The BBC has been taking a lot of heat for refusing to air an appeal for the people of Gaza on the grounds that to do so would compromise its "objectivity." Even Nobel laureate Mohamed ElBaradei, the head of the International Atomic Energy Association, is now boycotting the BBC, saying that the network is breaking "the rules of basic human decency."
It's funny, but the BBC did not use this argument in 2007 when it broadcast an appeal for the people of Darfur. Didn't this compromise its objectivity in reporting on that conflict? After all, the BBC could have been seen as taking sides against the "pro-government Arab militias [that] have been accused of widespread atrocities, such as mass killings, rape and looting black African villages," as the network described them at the time. Rather, "films starring actress Joanna Lumley and journalist Feargal Keane are being shown on ITV and the BBC," the network reported at the time.
This is the same kind of "objectivity" that President Barack Obama displayed when he regretted the death toll on both sides of the Israel-Gaza conflict. So let's see, we have 13 Israeli deaths--10 of them military personnel--and 1300 Gazan deaths, nearly a third of them children. Objectivity demands that journalists and others acknowledge when a conflict is very one-sided and results in death to one side at 100 times or more the toll of the other side. Indeed, failure to take such imbalances into account is a sure sign that one is taking sides.
Perhaps the BBC is concerned that simply helping charity groups to broadcast an appeal for Gaza is somehow an implicit criticism of Israel and the actions it took that led to the humanitarian crisis. But again, objectivity requires letting the chips fall where they may.
The Nazis used to have the habit of executing 100 or more people whenever partisans in a village or a city killed one of their officers. I don't recall reading about anyone "regretting the loss of life on both sides," although I am sure there were a few who did. The heroic wartime journalists of the BBC, however, were certainly not among them.
PS--Apparently the BBC's logic is not shared by many of its journalists and presenters.
Increasing even-handedness in the Mideast. Glenn Greenwald sees lots of encouraging signs.
Israel hides true settlement data. A report by the BBC, at least its journalists are doing their job; the original report is from Ha'aretz, which reports:
An analysis of the data reveals that, in the vast majority of the settlements - about 75 percent - construction, sometimes on a large scale, has been carried out without the appropriate permits or contrary to the permits that were issued. The database also shows that, in more than 30 settlements, extensive construction of buildings and infrastructure (roads, schools, synagogues, yeshivas and even police stations) has been carried out on private lands belonging to Palestinian West Bank residents.
Ha'aretz stresses that these figures do not just apply to "illegal" settlements (all of the settlements are actually illegal under international law) but to all the settlements, including major ones on the West Bank.
Samantha Power is back.

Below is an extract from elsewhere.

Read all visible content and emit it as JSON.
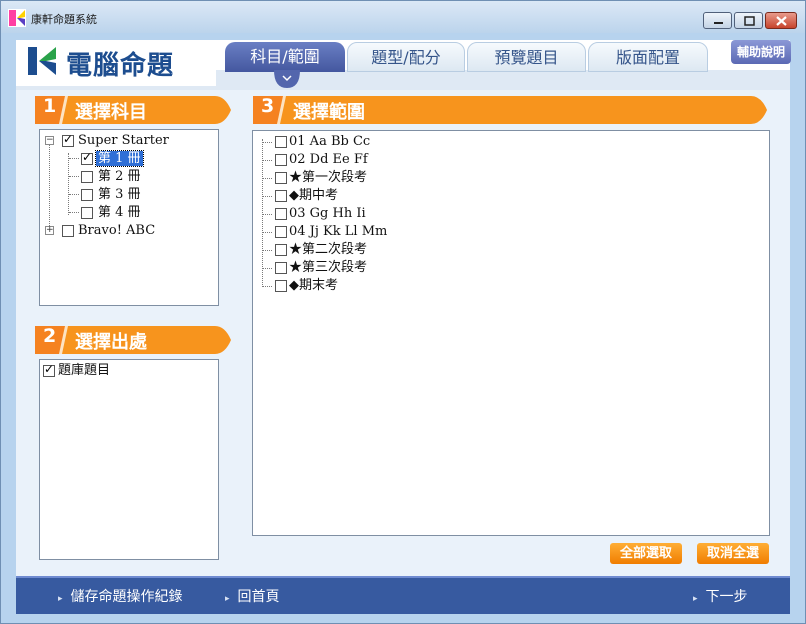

According to Talking Points Memo, the Harvard author and human rights advocate will be working for the National Security Council. That is good news.